Maybe it would be more interesting to blob about how the news media is viewing this election. Or maybe it would be as boring as most of the conversations after ten minutes—except for Chris Matthews who, although you may not like him, is hardly boring.
Before my pal Laura Slutsky goes on a date she asks the guy three questions:
1. Do you have long term health care?
2. Do you have children or other family that will not be happy about a long term relationship?
3. Do you remember the first two questions I asked you?
Why do I bring this up. First of all it’s funny – although not fall on the floor funny when you have to ask those questions. And second, it reminds me of what I would ask John McCain before I pulled a lever or poked a chad for him. I know he has long term health care or at least a wife who is young enough to take care of him. I know he has a first family, and I wonder what they think about being the “other” children. I assume that he can remember most of the questions that he answers—or he has staff that keep him informed and briefed. But for how long?
Rolling out the Red Carpet in Red Square, 1988
I remember when David called from a Reagan Summit in Russia and was appalled by the fact that Reagan could not remember the questions that were asked prior to answering the next one. One media friend described it this way, “I think he’s really losing it. It was scary.” The remark was made about a joint Russian-American press conference in a large university auditorium setting, with Reagan’s podium perched, suitably and not without irony, in front of a 12’ bust of Lenin.

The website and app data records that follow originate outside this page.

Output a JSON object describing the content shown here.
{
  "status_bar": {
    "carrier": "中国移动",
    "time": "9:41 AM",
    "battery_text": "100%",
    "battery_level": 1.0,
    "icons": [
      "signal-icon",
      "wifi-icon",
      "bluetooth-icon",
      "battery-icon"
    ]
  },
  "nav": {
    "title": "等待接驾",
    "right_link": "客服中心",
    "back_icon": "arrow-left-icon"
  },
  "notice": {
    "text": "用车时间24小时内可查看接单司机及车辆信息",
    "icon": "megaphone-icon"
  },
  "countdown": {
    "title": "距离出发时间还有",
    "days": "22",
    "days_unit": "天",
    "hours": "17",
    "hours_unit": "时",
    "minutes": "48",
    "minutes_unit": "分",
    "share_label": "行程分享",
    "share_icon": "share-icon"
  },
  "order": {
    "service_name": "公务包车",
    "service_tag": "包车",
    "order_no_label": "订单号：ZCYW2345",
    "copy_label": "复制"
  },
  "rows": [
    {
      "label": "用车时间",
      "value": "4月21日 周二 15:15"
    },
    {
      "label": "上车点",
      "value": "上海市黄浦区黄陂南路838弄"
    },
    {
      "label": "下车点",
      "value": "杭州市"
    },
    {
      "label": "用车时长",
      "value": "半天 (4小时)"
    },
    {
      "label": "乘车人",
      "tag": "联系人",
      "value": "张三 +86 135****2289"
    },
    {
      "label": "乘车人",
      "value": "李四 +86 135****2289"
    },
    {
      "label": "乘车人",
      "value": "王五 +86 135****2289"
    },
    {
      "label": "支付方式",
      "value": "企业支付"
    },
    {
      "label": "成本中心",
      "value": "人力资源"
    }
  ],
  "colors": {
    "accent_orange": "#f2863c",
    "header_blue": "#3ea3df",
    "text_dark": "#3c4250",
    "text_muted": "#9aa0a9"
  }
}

Reagan could not answer questions coherently. He repeated himself and made no sense. The insider explanation was that he was tired and jet lagged. People will go to great lengths to keep their jobs. But still not a comforting excuse when the President of the US is supposed to know what he’s doing in order to negotiate important international agreements and treaties –OK that’s all done before hand. But the great communicator couldn’t communicate a reasoned thought. It was frightening and surely (dare I say this), a consequence of old age. The Reagan adoring press, including George Will, loved it, calling it “..vintage Reagan.”
John McCain is 72 years old. He is, by all reports at the very least, cranky and volatile -- when he’s not on the campaign ‘trail’ , path, alley, whatever. Although, another press friend said he did lose it when a young reporter asked him a question he decided was out of line and then realizing his mistake, apologized. These are things the public doesn’t know. And why not? These are issues of character, stability, and the ability to think rationally. Surely, among all the other things, we take into consideration age is one.
Last night, in his victory speech McCain said again, ‘I stand on my record—and my support of the war.’ I think it’s a shaky pedestal on which to put oneself, since if this election cycle has demonstrated nothing else, it certainly has proved that young people will get involved and probably vote. And who will they vote for? My guess is that even young Republicans have questions about McCain being a real Republican (rather than a maverick Republican) and I can’t imagine that too many of them are standing in line to fight a war no one wants to fight and almost no one thinks makes any sense. This stubborn determination to legitimize the reason his son went to Iraq, and to fail to admit that it was a bad decision, is also a consequence of age combined with hubris.
Speaking of hubris—it’s certainly one way to explain the Clinton decision not to have organizations in all of the primary states. And by all reports they still think they were right and they are in the well paved road to win. What else are they going to say? I guess they are hoping that Obama will do something so terrible and the Party will turn back to them. I also believe that when you don’t trust many people it is hard to widen the circle and delegate—which accounts for why the organization, what there is of it, is so small.
It will be fascinating to see what’s next for the Clinton campaign. It may be too late for them to make real change—not in the country, but in the campaign. We’re just sayin... Iris